Data lifecycle management

The PIPL and the DSL necessitate that a security management system be set up to ensure the secure management of data in their lifecycle, including their collection, storage, use, processing, transmission, provision and disclosure. Data security management should be incorporated into the entire workflow and pervade each specific business process.

In particular, data compliance requirements in the banking and financial sector are higher than those in other industries. The PBoC issued the Financial Data Security – Guidelines for Data Security Classification on 23 September 2020, administered by the China Financial Standardisation Technical Committee (CFSTC). The guidelines stipulate that financial data should be classified into different levels, each demanding different sets of general compliance obligations and respective requirements throughout the data lifecycle, including their collection, use, storage, transfer and deletion.

Although the guidelines are more suggestive than compulsory, they could nevertheless serve as an important reference before an official data compliance regulation is introduced in the banking sector, especially considering that the CFSTC is governed and managed by the PBoC and so recognised to a great extent foreshadow upcoming industrial regulations.

Highlights of data compliance review by stock exchanges and the CSRC. Any company seeking an initial public offering (IPO) on Chinese stock exchanges must pass a strict pre-IPO compliance review according to rules set up by the China Securities Regulatory Commission (CSRC), offering the public a chance to gauge the level of compliance of a given company as the stock exchange ensures its compliance with data protection laws enacted in late 2021.

Pursuant to incomplete data analysis of IPO cases from 2017 to 2022, the review inquiries of stock exchanges in data compliance differ with times and industries. Prior to the enactment of the DSL and PIPL in 2021, the commercial side of compliance was accorded more attention. In the past 15 months, however, data security management, data lifecycle management and updates of data laws and regulations became the primary concerns, demonstrated by the following trends.

Setting up a data security system to ensure compliance. There are roughly two lines of inquiry, the first being whether a system has been set up to secure data collection and processing; and second, whether there have been any incidents or sanctions in respect of data security.

Compliance management throughout data lifecycles. Data collection is the beginning of data lifecycles, and is thus critical to overall compliance. Frequent inquiries made by stock exchanges include whether the source of data is legal, regardless if date were actively collected or purchased.
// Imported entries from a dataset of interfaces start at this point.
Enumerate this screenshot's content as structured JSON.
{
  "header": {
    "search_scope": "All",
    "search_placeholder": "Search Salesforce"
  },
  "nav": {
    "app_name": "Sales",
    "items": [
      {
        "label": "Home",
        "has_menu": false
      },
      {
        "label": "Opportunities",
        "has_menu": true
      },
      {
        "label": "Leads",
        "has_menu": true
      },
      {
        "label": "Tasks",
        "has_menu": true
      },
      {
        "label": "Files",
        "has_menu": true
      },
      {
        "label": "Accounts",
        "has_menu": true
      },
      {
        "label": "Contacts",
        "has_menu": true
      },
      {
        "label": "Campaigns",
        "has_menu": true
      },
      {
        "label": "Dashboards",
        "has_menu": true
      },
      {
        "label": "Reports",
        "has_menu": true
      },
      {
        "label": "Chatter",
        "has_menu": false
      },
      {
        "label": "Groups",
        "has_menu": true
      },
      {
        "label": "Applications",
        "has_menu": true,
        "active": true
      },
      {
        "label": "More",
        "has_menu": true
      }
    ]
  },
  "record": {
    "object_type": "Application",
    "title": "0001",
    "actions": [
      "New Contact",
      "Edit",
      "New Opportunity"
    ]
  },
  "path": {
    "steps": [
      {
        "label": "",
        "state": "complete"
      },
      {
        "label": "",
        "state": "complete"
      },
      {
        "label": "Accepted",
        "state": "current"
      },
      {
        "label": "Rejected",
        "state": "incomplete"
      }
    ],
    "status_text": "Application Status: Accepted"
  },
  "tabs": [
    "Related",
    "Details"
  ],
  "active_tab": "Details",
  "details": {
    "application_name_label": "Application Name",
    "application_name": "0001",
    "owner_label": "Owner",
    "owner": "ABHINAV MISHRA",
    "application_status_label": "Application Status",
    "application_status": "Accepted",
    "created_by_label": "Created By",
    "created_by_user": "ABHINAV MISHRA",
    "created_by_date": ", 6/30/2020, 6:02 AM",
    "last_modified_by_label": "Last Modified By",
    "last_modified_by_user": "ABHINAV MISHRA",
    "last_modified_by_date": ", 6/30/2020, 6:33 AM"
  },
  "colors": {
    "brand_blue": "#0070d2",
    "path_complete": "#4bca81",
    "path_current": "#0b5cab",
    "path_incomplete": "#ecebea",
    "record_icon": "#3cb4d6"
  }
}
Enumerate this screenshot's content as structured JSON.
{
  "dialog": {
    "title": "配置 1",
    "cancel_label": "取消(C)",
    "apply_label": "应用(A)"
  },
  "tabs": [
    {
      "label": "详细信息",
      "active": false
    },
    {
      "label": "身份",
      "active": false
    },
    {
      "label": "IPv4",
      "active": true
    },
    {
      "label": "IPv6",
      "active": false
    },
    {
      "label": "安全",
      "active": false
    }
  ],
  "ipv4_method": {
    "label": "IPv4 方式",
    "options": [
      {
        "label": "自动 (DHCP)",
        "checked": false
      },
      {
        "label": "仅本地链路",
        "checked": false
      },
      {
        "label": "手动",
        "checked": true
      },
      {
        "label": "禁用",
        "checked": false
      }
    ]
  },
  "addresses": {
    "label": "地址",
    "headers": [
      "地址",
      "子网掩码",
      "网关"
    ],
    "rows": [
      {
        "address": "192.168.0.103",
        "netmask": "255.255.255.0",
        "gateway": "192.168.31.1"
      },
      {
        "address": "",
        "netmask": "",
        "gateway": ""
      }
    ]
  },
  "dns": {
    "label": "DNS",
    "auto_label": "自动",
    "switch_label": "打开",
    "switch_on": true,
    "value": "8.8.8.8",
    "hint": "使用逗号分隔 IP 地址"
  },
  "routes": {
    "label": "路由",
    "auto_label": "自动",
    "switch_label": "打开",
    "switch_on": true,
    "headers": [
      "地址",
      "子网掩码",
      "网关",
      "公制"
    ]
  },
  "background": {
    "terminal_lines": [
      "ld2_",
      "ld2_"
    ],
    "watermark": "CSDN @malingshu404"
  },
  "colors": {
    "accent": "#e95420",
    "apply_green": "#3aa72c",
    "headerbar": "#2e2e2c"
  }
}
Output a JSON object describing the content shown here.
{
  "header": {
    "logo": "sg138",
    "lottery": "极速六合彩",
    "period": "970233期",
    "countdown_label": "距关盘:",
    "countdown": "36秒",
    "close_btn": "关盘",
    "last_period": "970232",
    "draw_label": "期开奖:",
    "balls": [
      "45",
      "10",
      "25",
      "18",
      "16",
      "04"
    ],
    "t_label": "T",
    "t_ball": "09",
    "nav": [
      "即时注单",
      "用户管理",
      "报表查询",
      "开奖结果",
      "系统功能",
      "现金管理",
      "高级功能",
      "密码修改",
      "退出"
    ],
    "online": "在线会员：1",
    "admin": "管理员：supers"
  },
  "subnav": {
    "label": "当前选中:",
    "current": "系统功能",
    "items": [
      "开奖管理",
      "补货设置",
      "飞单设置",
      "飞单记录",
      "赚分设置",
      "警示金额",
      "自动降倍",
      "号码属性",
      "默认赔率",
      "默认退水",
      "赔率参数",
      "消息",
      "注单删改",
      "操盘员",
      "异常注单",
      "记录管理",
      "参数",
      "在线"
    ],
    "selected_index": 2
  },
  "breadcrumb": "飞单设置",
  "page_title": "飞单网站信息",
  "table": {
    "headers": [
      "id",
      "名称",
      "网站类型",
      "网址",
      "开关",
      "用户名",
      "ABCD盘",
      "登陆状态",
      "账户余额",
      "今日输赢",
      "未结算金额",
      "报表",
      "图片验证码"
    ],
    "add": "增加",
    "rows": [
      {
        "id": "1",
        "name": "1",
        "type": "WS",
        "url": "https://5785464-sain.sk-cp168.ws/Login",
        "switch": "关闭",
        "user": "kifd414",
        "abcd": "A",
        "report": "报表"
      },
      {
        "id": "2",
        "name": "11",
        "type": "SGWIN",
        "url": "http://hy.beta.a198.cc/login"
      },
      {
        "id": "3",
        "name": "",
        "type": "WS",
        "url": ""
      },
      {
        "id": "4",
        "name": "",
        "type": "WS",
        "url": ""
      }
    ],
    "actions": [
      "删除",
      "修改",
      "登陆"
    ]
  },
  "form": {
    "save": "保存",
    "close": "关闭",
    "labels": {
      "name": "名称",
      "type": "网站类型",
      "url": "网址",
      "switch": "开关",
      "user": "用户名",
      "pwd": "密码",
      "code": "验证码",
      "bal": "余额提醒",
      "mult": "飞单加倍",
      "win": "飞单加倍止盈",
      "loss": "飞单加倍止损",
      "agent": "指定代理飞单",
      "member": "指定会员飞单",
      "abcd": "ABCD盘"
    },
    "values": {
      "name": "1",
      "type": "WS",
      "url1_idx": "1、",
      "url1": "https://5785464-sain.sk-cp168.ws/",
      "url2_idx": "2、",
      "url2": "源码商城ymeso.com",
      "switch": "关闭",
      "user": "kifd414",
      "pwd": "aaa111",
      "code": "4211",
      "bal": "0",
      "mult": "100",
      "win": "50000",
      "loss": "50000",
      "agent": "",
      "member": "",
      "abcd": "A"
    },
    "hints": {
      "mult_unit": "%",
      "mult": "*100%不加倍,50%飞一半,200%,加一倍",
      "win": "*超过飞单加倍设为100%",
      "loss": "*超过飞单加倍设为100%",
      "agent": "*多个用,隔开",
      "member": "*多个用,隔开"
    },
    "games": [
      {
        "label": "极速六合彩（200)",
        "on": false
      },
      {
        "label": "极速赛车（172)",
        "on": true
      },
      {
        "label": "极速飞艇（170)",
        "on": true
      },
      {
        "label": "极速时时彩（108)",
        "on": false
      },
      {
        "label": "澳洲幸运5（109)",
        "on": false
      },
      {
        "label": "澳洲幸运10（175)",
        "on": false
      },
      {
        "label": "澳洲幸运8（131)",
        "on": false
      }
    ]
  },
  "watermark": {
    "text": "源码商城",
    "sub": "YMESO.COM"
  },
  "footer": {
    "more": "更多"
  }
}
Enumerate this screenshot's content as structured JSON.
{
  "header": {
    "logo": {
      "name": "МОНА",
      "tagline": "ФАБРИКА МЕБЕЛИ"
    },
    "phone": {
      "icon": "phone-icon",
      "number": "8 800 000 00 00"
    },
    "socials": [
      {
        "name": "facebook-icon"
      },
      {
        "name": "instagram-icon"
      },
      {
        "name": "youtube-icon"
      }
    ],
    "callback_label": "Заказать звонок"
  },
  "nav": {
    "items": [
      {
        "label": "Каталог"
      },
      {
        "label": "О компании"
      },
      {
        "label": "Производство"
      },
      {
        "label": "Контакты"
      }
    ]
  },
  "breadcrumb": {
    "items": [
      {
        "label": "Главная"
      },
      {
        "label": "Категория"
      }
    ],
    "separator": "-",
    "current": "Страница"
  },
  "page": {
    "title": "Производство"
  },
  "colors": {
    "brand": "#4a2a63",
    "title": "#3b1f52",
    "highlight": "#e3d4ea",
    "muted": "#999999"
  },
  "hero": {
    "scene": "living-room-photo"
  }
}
For companies planning to be listed, stock exchanges tend to focus on whether the scope of actual use of data exceeds the pre-agreed limit. Therefore, the source, category, manner of collection and authorisation of use are all subject to review.

Data processing is another crucial step. When reviewing high-tech companies, stock exchanges closely scrutinise the processing of data for any overuse or other forms of infringement. If data processing constitutes an inseparable component of a company’s main business, the stock exchanges will examine whether its data processing practice differs significantly from the common practice of the industry, and whether industry practice in turn conforms to the law.

Quick response to legislative updates. With the legislation on data protection continuing to evolve, stock exchanges scrutinise whether a company can promptly adapt to changes brought by future legislation, and whether it has implemented appropriate mechanisms to detect potential risks of non-compliance.

Conforming to the data protection law is a compulsory obligation of all businesses operating in China. The authors believe it is essential for companies to set up a sound data compliance mechanism, complete with well-rounded business processes and data lifecycle management. The mechanism should be reviewed annually and updated when necessary.